**Goal of the exercise:** Filter the material below so that only lines containing "screenshot" remain.

**Material provided:**

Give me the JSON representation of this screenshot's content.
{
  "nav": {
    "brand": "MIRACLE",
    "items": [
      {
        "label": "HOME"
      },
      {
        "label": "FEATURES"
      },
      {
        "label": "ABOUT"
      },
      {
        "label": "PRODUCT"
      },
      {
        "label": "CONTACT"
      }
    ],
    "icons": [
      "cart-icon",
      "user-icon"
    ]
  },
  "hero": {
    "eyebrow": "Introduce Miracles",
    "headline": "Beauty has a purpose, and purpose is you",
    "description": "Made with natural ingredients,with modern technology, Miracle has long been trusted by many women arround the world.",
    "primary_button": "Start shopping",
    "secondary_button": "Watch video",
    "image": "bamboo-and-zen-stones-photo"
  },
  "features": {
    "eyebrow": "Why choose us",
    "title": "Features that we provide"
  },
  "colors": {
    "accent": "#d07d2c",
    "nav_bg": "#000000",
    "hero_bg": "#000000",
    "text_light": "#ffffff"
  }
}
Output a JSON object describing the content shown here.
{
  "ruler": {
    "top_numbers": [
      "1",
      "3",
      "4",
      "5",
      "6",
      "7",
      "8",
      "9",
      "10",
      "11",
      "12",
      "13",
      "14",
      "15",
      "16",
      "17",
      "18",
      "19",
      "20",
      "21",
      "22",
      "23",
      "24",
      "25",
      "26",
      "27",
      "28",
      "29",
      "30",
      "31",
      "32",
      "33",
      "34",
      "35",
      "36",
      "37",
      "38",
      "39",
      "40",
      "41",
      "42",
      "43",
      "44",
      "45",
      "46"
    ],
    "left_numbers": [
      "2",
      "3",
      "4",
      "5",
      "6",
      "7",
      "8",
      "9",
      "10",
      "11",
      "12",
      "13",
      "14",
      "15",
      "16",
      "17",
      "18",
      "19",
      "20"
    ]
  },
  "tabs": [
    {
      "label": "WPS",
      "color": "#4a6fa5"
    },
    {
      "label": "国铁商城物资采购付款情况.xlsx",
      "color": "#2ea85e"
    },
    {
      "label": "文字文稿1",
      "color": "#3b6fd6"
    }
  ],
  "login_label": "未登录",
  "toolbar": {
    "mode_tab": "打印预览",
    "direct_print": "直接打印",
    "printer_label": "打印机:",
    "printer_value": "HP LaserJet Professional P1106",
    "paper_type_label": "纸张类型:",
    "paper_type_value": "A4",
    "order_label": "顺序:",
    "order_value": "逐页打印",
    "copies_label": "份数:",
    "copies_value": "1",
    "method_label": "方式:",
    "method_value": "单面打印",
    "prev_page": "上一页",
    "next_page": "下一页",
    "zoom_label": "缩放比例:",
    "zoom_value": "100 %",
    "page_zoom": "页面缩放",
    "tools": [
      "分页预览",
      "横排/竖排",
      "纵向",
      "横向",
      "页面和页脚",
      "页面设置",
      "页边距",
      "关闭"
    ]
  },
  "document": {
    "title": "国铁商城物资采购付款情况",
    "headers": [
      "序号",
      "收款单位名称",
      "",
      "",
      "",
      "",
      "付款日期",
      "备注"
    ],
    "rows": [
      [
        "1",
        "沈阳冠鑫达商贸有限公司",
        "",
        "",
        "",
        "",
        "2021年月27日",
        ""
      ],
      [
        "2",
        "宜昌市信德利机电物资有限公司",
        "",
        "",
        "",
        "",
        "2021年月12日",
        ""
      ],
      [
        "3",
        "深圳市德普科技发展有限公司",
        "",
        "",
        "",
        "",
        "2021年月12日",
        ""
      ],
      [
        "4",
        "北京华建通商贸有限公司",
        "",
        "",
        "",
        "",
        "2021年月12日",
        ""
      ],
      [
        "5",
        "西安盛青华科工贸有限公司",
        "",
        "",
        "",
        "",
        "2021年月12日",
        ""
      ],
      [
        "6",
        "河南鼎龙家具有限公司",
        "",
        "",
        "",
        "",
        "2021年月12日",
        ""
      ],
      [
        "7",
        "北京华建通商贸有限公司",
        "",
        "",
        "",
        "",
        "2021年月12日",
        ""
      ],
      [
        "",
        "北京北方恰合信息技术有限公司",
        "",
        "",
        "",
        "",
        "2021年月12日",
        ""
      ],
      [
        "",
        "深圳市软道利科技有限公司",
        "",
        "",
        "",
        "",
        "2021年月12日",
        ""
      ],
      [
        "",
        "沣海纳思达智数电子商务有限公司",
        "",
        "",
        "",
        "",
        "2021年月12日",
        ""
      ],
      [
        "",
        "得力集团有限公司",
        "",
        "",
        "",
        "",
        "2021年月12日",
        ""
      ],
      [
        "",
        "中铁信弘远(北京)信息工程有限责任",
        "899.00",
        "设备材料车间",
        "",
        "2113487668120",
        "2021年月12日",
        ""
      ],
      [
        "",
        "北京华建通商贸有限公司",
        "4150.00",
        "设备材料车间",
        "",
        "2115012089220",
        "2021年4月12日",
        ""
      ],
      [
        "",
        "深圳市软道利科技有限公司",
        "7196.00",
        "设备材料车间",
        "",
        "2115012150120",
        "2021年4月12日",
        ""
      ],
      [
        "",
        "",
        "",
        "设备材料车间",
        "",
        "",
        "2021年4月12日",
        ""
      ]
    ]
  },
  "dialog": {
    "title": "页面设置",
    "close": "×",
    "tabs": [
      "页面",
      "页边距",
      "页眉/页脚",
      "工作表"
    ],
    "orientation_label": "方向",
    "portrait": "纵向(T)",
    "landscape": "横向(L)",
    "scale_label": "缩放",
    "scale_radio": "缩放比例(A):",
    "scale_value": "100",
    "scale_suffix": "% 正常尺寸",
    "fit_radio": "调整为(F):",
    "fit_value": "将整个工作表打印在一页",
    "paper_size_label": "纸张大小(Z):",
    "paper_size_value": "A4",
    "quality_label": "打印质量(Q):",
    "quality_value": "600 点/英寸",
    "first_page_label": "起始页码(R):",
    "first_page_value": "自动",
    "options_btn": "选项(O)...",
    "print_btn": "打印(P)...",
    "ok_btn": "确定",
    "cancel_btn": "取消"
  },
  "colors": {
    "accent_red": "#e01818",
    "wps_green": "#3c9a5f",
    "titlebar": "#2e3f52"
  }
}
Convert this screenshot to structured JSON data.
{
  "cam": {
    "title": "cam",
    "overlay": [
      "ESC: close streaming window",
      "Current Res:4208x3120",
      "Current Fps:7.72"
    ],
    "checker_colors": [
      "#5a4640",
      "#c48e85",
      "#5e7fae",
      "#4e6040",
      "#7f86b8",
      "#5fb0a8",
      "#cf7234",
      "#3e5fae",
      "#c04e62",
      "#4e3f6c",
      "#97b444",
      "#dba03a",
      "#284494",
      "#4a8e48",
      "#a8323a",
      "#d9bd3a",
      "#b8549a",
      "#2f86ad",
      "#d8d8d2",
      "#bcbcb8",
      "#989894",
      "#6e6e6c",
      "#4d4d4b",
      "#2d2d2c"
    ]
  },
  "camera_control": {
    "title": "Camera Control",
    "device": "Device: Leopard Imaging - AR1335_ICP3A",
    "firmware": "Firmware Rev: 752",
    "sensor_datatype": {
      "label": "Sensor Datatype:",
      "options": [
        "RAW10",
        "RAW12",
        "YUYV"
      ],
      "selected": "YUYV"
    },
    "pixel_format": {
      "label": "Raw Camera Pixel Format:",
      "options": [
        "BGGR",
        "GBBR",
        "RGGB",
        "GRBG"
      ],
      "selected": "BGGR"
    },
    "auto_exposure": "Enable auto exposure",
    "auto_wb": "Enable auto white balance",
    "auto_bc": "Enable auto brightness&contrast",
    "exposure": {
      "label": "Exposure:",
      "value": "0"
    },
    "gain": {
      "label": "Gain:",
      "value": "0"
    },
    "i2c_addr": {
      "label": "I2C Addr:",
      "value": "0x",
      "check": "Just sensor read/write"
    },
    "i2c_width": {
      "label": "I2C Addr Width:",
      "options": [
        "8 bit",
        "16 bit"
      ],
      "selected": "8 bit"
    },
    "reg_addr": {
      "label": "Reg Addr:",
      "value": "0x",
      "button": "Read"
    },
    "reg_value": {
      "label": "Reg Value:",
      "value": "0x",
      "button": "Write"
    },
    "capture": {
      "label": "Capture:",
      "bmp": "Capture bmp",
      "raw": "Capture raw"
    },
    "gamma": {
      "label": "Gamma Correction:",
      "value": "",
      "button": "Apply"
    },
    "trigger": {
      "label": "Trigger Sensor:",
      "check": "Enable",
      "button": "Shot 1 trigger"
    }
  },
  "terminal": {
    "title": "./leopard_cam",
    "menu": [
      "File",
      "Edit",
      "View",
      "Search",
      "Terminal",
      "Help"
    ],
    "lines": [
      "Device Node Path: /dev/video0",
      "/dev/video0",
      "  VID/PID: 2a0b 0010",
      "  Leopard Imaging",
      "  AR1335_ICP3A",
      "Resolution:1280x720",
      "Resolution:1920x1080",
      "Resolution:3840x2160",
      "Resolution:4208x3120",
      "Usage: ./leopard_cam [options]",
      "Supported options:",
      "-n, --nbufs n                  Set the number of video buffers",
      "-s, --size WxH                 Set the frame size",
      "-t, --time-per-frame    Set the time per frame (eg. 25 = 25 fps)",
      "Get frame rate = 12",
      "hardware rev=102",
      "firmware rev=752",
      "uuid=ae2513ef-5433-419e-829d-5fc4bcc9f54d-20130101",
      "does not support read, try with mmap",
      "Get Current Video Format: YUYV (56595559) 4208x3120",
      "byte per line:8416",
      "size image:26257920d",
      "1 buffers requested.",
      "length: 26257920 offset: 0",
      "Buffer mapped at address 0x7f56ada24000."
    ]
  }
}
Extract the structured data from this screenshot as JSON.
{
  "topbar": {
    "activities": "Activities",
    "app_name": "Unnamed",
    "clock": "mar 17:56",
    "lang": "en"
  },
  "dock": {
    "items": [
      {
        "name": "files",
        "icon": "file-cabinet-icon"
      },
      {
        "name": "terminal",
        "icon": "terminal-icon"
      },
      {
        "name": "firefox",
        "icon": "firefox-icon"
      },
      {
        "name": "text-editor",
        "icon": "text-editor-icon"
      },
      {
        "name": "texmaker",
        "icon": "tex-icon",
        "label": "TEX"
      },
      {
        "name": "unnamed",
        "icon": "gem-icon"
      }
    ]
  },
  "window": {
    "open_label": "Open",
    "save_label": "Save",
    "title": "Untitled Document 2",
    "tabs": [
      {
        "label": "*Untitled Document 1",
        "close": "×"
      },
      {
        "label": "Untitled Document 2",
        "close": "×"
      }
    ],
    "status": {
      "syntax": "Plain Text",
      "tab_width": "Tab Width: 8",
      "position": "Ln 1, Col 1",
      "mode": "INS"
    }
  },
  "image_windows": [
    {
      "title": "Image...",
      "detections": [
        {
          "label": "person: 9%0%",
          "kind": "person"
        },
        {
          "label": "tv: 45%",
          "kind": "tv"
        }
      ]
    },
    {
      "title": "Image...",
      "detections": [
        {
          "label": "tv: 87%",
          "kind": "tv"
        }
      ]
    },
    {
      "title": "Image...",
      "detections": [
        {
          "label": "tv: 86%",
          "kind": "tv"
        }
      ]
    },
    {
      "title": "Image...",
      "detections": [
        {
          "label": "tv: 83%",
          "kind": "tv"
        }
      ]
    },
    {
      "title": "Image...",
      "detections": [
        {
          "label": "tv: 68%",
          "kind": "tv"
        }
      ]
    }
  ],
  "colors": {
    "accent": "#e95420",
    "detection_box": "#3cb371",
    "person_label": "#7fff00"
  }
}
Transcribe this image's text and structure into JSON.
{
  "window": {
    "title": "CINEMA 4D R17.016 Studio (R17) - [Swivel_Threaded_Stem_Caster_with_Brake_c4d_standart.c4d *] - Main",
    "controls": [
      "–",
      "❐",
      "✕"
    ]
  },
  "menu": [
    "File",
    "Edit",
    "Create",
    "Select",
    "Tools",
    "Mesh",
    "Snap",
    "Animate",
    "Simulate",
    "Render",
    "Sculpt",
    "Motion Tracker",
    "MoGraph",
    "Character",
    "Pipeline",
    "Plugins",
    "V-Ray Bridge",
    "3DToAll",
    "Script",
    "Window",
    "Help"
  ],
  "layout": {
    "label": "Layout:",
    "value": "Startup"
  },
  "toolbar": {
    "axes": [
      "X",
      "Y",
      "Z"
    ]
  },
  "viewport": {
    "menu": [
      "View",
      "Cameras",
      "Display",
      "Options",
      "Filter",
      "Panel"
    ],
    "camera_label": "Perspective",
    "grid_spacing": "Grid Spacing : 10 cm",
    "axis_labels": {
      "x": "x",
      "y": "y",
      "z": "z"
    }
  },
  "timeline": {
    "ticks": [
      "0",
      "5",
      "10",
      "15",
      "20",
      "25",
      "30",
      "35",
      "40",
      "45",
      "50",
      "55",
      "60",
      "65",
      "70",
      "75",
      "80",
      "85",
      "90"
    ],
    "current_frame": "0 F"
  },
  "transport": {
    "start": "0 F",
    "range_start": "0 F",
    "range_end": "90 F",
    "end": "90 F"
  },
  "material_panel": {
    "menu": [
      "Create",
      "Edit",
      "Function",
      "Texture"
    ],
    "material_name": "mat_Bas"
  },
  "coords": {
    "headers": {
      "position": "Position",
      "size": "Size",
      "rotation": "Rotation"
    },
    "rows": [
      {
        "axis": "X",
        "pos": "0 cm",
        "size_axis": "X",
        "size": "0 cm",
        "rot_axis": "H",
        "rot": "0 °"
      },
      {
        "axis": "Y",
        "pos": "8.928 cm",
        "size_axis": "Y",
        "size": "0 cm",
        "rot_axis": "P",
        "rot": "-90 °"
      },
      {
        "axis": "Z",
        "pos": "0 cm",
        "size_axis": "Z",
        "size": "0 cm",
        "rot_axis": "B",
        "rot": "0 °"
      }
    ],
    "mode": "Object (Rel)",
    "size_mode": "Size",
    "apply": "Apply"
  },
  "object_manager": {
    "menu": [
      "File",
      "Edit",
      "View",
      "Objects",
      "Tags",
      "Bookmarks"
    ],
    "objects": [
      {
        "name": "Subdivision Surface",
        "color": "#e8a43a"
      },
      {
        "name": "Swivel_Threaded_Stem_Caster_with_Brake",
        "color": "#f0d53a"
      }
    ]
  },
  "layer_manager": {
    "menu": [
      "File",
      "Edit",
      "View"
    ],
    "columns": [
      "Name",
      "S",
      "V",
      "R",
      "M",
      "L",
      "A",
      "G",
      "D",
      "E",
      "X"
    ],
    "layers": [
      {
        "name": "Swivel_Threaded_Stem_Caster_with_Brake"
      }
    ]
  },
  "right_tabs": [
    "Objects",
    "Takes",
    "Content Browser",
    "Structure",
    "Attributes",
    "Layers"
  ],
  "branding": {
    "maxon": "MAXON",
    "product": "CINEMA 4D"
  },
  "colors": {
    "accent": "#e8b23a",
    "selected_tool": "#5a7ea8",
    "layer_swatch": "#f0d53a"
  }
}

**Result of the task:**
Give me the JSON representation of this screenshot's content.
Convert this screenshot to structured JSON data.
Extract the structured data from this screenshot as JSON.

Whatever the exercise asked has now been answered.